TASK OBJECTIVE → Your answer should be a single number: the count of lines in the records below containing the word "title".

═══ MATERIALS PROVIDED

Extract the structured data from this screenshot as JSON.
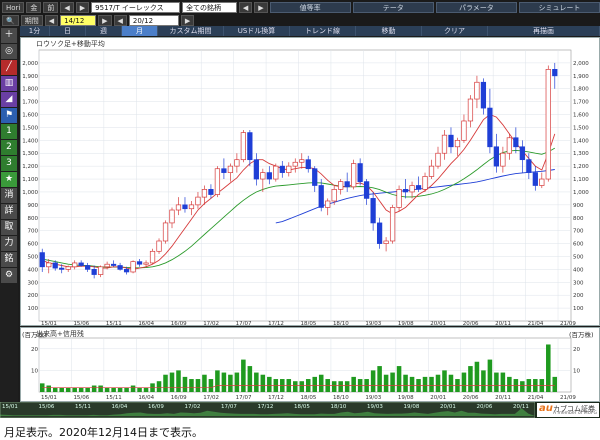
{
  "toolbar": {
    "hori_label": "Hori",
    "btn_kin": "金",
    "btn_mae": "前",
    "symbol": "9517/T イーレックス",
    "all_stocks": "全ての銘柄",
    "tabs": [
      "値等率",
      "テータ",
      "パラメータ",
      "シミュレート"
    ],
    "period_label": "期間",
    "date_from": "14/12",
    "date_to": "20/12"
  },
  "period_tabs": [
    "1分",
    "日",
    "週",
    "月",
    "カスタム期間",
    "USドル換算",
    "トレンド線",
    "移動",
    "クリア",
    "再描画"
  ],
  "active_period": "月",
  "sidebar_buttons": [
    "＋",
    "◎",
    "",
    "",
    "",
    "",
    "1",
    "2",
    "3",
    "★",
    "消",
    "詳",
    "取",
    "力",
    "銘",
    "⚙"
  ],
  "price_panel": {
    "title": "ロウソク足+移動平均",
    "y_ticks": [
      "2,000",
      "1,900",
      "1,800",
      "1,700",
      "1,600",
      "1,500",
      "1,400",
      "1,300",
      "1,200",
      "1,100",
      "1,000",
      "900",
      "800",
      "700",
      "600",
      "500",
      "400",
      "300",
      "200",
      "100"
    ]
  },
  "volume_panel": {
    "title": "出来高+信用残",
    "y_unit": "(百万株)",
    "y_ticks": [
      "20",
      "10"
    ]
  },
  "x_ticks": [
    "15/01",
    "15/06",
    "15/11",
    "16/04",
    "16/09",
    "17/02",
    "17/07",
    "17/12",
    "18/05",
    "18/10",
    "19/03",
    "19/08",
    "20/01",
    "20/06",
    "20/11",
    "21/04",
    "21/09"
  ],
  "timeline_ticks": [
    "15/01",
    "15/06",
    "15/11",
    "16/04",
    "16/09",
    "17/02",
    "17/07",
    "17/12",
    "18/05",
    "18/10",
    "19/03",
    "19/08",
    "20/01",
    "20/06",
    "20/11"
  ],
  "logo": {
    "brand": "au",
    "name": "カブコム証券",
    "sub": "A member of MUFG"
  },
  "caption": "月足表示。2020年12月14日まで表示。",
  "colors": {
    "up": "#d63b3b",
    "down": "#1f3fd6",
    "ma_short": "#d63b3b",
    "ma_mid": "#2a9a2a",
    "ma_long": "#1f3fd6",
    "volume": "#1f9a1f"
  },
  "chart_data": [
    {
      "type": "candlestick",
      "title": "ロウソク足+移動平均",
      "ylim": [
        0,
        2100
      ],
      "x_ticks": [
        "15/01",
        "15/06",
        "15/11",
        "16/04",
        "16/09",
        "17/02",
        "17/07",
        "17/12",
        "18/05",
        "18/10",
        "19/03",
        "19/08",
        "20/01",
        "20/06",
        "20/11",
        "21/04",
        "21/09"
      ],
      "candles": [
        [
          530,
          560,
          380,
          420
        ],
        [
          420,
          480,
          370,
          450
        ],
        [
          450,
          470,
          390,
          410
        ],
        [
          410,
          440,
          370,
          400
        ],
        [
          400,
          430,
          380,
          420
        ],
        [
          420,
          470,
          400,
          450
        ],
        [
          450,
          470,
          420,
          430
        ],
        [
          430,
          450,
          380,
          400
        ],
        [
          400,
          430,
          330,
          360
        ],
        [
          360,
          430,
          340,
          420
        ],
        [
          420,
          460,
          400,
          440
        ],
        [
          440,
          470,
          420,
          430
        ],
        [
          430,
          450,
          390,
          400
        ],
        [
          400,
          420,
          360,
          380
        ],
        [
          380,
          470,
          370,
          460
        ],
        [
          460,
          480,
          420,
          440
        ],
        [
          440,
          470,
          420,
          450
        ],
        [
          450,
          560,
          440,
          540
        ],
        [
          540,
          640,
          520,
          620
        ],
        [
          620,
          780,
          600,
          760
        ],
        [
          760,
          880,
          720,
          860
        ],
        [
          860,
          960,
          820,
          900
        ],
        [
          900,
          960,
          840,
          870
        ],
        [
          870,
          930,
          820,
          900
        ],
        [
          900,
          1000,
          870,
          960
        ],
        [
          960,
          1050,
          900,
          1020
        ],
        [
          1020,
          1060,
          950,
          980
        ],
        [
          980,
          1200,
          960,
          1180
        ],
        [
          1180,
          1260,
          1100,
          1150
        ],
        [
          1150,
          1220,
          1080,
          1200
        ],
        [
          1200,
          1300,
          1150,
          1250
        ],
        [
          1250,
          1480,
          1230,
          1460
        ],
        [
          1460,
          1480,
          1200,
          1250
        ],
        [
          1250,
          1300,
          1050,
          1100
        ],
        [
          1100,
          1180,
          1000,
          1150
        ],
        [
          1150,
          1200,
          1060,
          1100
        ],
        [
          1100,
          1220,
          1080,
          1200
        ],
        [
          1200,
          1240,
          1110,
          1150
        ],
        [
          1150,
          1230,
          1120,
          1200
        ],
        [
          1200,
          1260,
          1150,
          1230
        ],
        [
          1230,
          1300,
          1180,
          1250
        ],
        [
          1250,
          1280,
          1150,
          1180
        ],
        [
          1180,
          1200,
          1000,
          1050
        ],
        [
          1050,
          1100,
          850,
          880
        ],
        [
          880,
          950,
          820,
          930
        ],
        [
          930,
          1050,
          900,
          1020
        ],
        [
          1020,
          1100,
          980,
          1080
        ],
        [
          1080,
          1150,
          1000,
          1040
        ],
        [
          1040,
          1250,
          1020,
          1220
        ],
        [
          1220,
          1260,
          1050,
          1080
        ],
        [
          1080,
          1100,
          900,
          950
        ],
        [
          950,
          1000,
          700,
          760
        ],
        [
          760,
          800,
          560,
          600
        ],
        [
          600,
          650,
          540,
          620
        ],
        [
          620,
          900,
          600,
          880
        ],
        [
          880,
          1050,
          850,
          1020
        ],
        [
          1020,
          1100,
          950,
          1000
        ],
        [
          1000,
          1080,
          950,
          1050
        ],
        [
          1050,
          1120,
          1000,
          1020
        ],
        [
          1020,
          1150,
          1000,
          1120
        ],
        [
          1120,
          1250,
          1100,
          1200
        ],
        [
          1200,
          1350,
          1180,
          1300
        ],
        [
          1300,
          1480,
          1250,
          1440
        ],
        [
          1440,
          1500,
          1300,
          1350
        ],
        [
          1350,
          1420,
          1280,
          1400
        ],
        [
          1400,
          1600,
          1380,
          1550
        ],
        [
          1550,
          1750,
          1500,
          1720
        ],
        [
          1720,
          1900,
          1650,
          1850
        ],
        [
          1850,
          1880,
          1600,
          1650
        ],
        [
          1650,
          1800,
          1300,
          1350
        ],
        [
          1350,
          1450,
          1150,
          1200
        ],
        [
          1200,
          1350,
          1150,
          1300
        ],
        [
          1300,
          1450,
          1250,
          1420
        ],
        [
          1420,
          1500,
          1300,
          1350
        ],
        [
          1350,
          1400,
          1150,
          1250
        ],
        [
          1250,
          1300,
          1100,
          1150
        ],
        [
          1150,
          1200,
          1010,
          1050
        ],
        [
          1050,
          1150,
          1030,
          1100
        ],
        [
          1100,
          1980,
          1080,
          1950
        ],
        [
          1950,
          2000,
          1800,
          1900
        ]
      ],
      "ma_short": [
        470,
        450,
        440,
        430,
        420,
        420,
        425,
        425,
        420,
        410,
        410,
        420,
        420,
        410,
        400,
        410,
        420,
        440,
        470,
        520,
        580,
        650,
        720,
        790,
        860,
        910,
        950,
        990,
        1030,
        1070,
        1110,
        1170,
        1220,
        1250,
        1250,
        1220,
        1200,
        1180,
        1170,
        1180,
        1190,
        1190,
        1180,
        1140,
        1090,
        1050,
        1040,
        1040,
        1060,
        1070,
        1050,
        1000,
        930,
        860,
        830,
        850,
        880,
        930,
        980,
        1010,
        1050,
        1100,
        1160,
        1220,
        1270,
        1330,
        1400,
        1480,
        1560,
        1600,
        1580,
        1520,
        1450,
        1380,
        1320,
        1260,
        1200,
        1170,
        1300,
        1450
      ],
      "ma_mid": [
        480,
        470,
        460,
        450,
        440,
        435,
        430,
        430,
        425,
        420,
        418,
        418,
        418,
        415,
        412,
        412,
        414,
        420,
        432,
        450,
        475,
        505,
        540,
        580,
        625,
        670,
        715,
        760,
        805,
        850,
        895,
        935,
        970,
        1000,
        1020,
        1035,
        1045,
        1050,
        1055,
        1060,
        1065,
        1070,
        1072,
        1070,
        1062,
        1052,
        1045,
        1040,
        1040,
        1042,
        1040,
        1032,
        1018,
        998,
        980,
        968,
        962,
        962,
        966,
        974,
        984,
        1000,
        1020,
        1045,
        1072,
        1102,
        1135,
        1172,
        1212,
        1250,
        1282,
        1305,
        1318,
        1322,
        1318,
        1310,
        1300,
        1292,
        1310,
        1340
      ],
      "ma_long": [
        null,
        null,
        null,
        null,
        null,
        null,
        null,
        null,
        null,
        null,
        null,
        null,
        null,
        null,
        null,
        null,
        null,
        null,
        null,
        null,
        null,
        null,
        null,
        null,
        null,
        null,
        null,
        null,
        null,
        null,
        null,
        null,
        null,
        null,
        null,
        null,
        760,
        770,
        790,
        810,
        830,
        850,
        870,
        890,
        905,
        920,
        935,
        950,
        962,
        972,
        980,
        985,
        990,
        995,
        1000,
        1005,
        1010,
        1016,
        1022,
        1028,
        1034,
        1040,
        1046,
        1052,
        1058,
        1064,
        1070,
        1078,
        1088,
        1100,
        1112,
        1124,
        1134,
        1142,
        1148,
        1152,
        1156,
        1160,
        1166,
        1174
      ]
    },
    {
      "type": "bar",
      "title": "出来高+信用残",
      "ylabel": "(百万株)",
      "ylim": [
        0,
        25
      ],
      "values": [
        4,
        3,
        2,
        2,
        2,
        2,
        2,
        2,
        3,
        3,
        2,
        2,
        2,
        2,
        3,
        2,
        2,
        4,
        5,
        8,
        9,
        10,
        7,
        6,
        6,
        8,
        6,
        10,
        9,
        8,
        9,
        15,
        12,
        9,
        8,
        7,
        6,
        6,
        6,
        5,
        5,
        6,
        7,
        8,
        6,
        5,
        5,
        5,
        7,
        6,
        6,
        10,
        12,
        8,
        9,
        12,
        8,
        7,
        6,
        7,
        7,
        8,
        10,
        8,
        6,
        9,
        12,
        14,
        10,
        15,
        9,
        9,
        7,
        6,
        5,
        6,
        6,
        6,
        22,
        7
      ],
      "margin_line": [
        2,
        2,
        2,
        2,
        2,
        2,
        2,
        2,
        2,
        2,
        2,
        2,
        2,
        2,
        2,
        2,
        2,
        2,
        2,
        2,
        2,
        2,
        2,
        2,
        2,
        2,
        2,
        3,
        3,
        3,
        3,
        3,
        3,
        3,
        3,
        3,
        3,
        3,
        3,
        3,
        3,
        3,
        3,
        3,
        3,
        3,
        3,
        3,
        3,
        3,
        3,
        3,
        3,
        3,
        3,
        3,
        3,
        3,
        3,
        3,
        3,
        3,
        3,
        3,
        3,
        3,
        3,
        3,
        3,
        3,
        3,
        3,
        3,
        3,
        3,
        3,
        3,
        3,
        3,
        3
      ]
    }
  ]
}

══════

EXERCISE RESULT → 4